The Darién Gap is a break in the Pan-American Highway consisting of a large swath of undeveloped swampland and forest within Panama’s Darién Province in Central America and the northern portion of Colombia’s Chocó Department of South America. It measures just over 160 km (99 mi) long and about 50 km (31 mi) wide. Roadbuilding through this area is expensive, and the environmental toll is steep. Political consensus in favor of road construction has not emerged. Consequently there is no road connection through the Darién Gap connecting North/Central America with South America and it is the missing link of the Pan-American Highway.

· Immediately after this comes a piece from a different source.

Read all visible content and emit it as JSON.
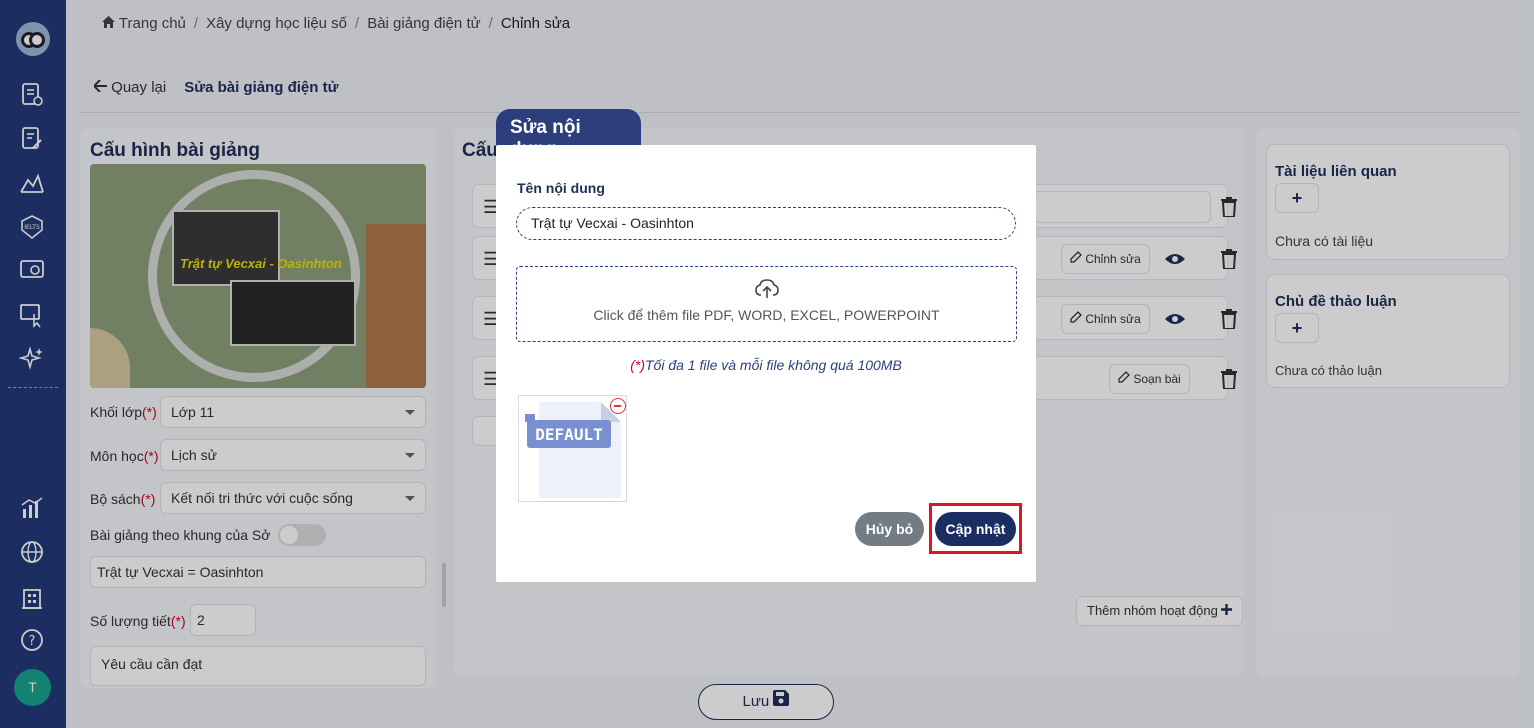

The geography of the Darién Gap on the Colombian side is dominated primarily by the river delta of the Atrato River, which creates a flat marshland at least 80 km (50 mi) wide, half of this being swampland. The Serranía del Baudó occupy Colombia’s Pacific coast and extend into Panama. The Panamanian side, in sharp contrast, is a mountainous rainforest, with terrain reaching from 60 m (200 ft) in the valley floors to 1,845 m (6,053 ft) at the tallest peaks (Cerro Tacarcuna).
The Pan-American Highway is a system of roads measuring about 48,000 km (30,000 mi) long that crosses through the entirety of North, Central, and South America, with the sole exception of the Darién Gap. On the South American side, the highway terminates at Turbo, Colombia. On the Panamanian side, the road terminus is the town of Yaviza at. This marks a straight-line separation of about 100 km (60 mi). In between is marshland and forest.
Efforts have been made for decades to remedy this missing link in the Pan-American highway. Planning began in 1971 with the help of United States funding, but this was halted in 1974 after concerns raised by environmentalists. Another effort to build the road began in 1992, but by 1994 a United Nations agency reported that the road, and the subsequent development, would cause extensive environmental damage. There is evidence that the Darién Gap has prevented the spread of diseased cattle into Central and North America, which have not seen foot-and-mouth disease since 1954, and since at least the 1970s this has been a substantial factor in preventing a road link through the Darién Gap. The Embera-Wounaan and Kuna have also expressed concern that the road would bring about the potential erosion of their cultures. The gap has been crossed by adventurers on bicycle, motorbike, all-terrain vehicle, and foot, dealing with jungle, swamp, insects, and other hazards.
End of the road, Panama side.